#### The records

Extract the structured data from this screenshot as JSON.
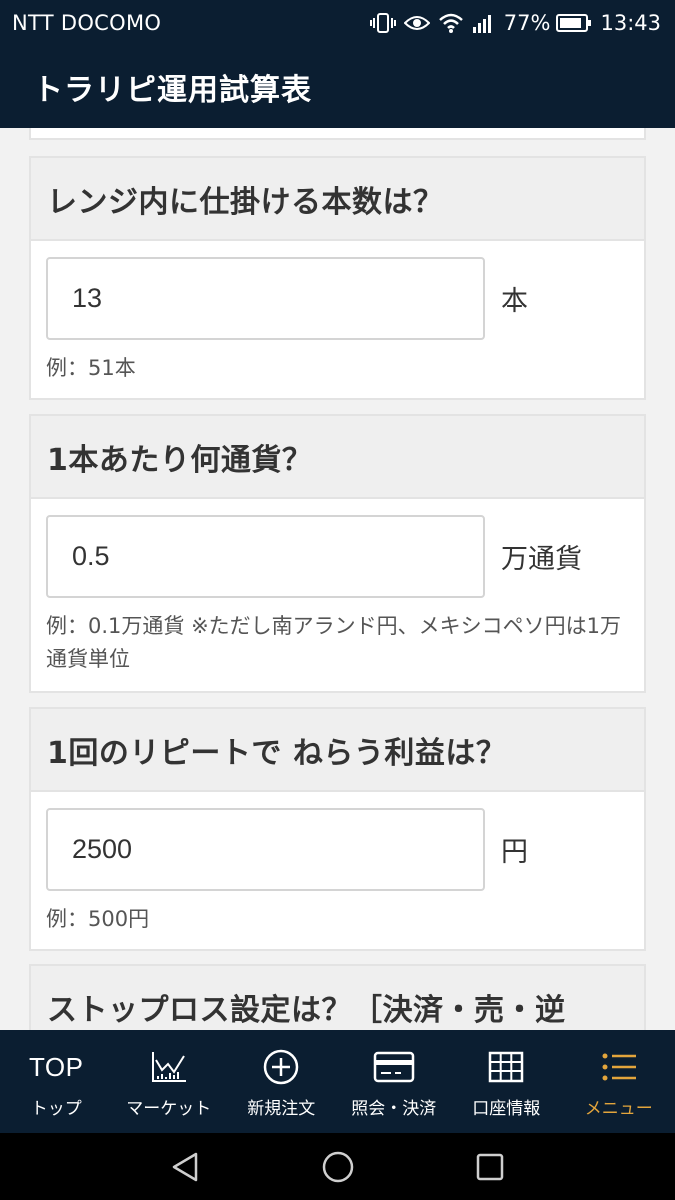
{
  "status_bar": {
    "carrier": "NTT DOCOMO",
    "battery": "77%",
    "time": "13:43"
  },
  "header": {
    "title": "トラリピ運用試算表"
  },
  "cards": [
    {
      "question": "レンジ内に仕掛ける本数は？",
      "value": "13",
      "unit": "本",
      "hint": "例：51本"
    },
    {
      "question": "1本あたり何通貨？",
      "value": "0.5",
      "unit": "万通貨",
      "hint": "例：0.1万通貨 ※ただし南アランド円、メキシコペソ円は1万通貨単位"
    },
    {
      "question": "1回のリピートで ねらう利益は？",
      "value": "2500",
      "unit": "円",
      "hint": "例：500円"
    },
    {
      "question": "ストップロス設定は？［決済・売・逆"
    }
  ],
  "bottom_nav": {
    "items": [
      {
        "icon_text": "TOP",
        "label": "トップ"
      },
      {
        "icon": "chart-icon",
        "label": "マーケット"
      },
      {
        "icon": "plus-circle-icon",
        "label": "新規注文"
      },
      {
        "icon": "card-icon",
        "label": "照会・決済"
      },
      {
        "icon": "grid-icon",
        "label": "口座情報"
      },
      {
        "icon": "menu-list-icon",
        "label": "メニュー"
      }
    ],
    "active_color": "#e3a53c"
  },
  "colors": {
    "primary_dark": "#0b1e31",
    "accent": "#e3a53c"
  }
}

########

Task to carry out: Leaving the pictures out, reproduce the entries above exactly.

Expected output:
Extract the structured data from this screenshot as JSON.
{
  "status_bar": {
    "carrier": "NTT DOCOMO",
    "battery": "77%",
    "time": "13:43"
  },
  "header": {
    "title": "トラリピ運用試算表"
  },
  "cards": [
    {
      "question": "レンジ内に仕掛ける本数は？",
      "value": "13",
      "unit": "本",
      "hint": "例：51本"
    },
    {
      "question": "1本あたり何通貨？",
      "value": "0.5",
      "unit": "万通貨",
      "hint": "例：0.1万通貨 ※ただし南アランド円、メキシコペソ円は1万通貨単位"
    },
    {
      "question": "1回のリピートで ねらう利益は？",
      "value": "2500",
      "unit": "円",
      "hint": "例：500円"
    },
    {
      "question": "ストップロス設定は？［決済・売・逆"
    }
  ],
  "bottom_nav": {
    "items": [
      {
        "icon_text": "TOP",
        "label": "トップ"
      },
      {
        "icon": "chart-icon",
        "label": "マーケット"
      },
      {
        "icon": "plus-circle-icon",
        "label": "新規注文"
      },
      {
        "icon": "card-icon",
        "label": "照会・決済"
      },
      {
        "icon": "grid-icon",
        "label": "口座情報"
      },
      {
        "icon": "menu-list-icon",
        "label": "メニュー"
      }
    ],
    "active_color": "#e3a53c"
  },
  "colors": {
    "primary_dark": "#0b1e31",
    "accent": "#e3a53c"
  }
}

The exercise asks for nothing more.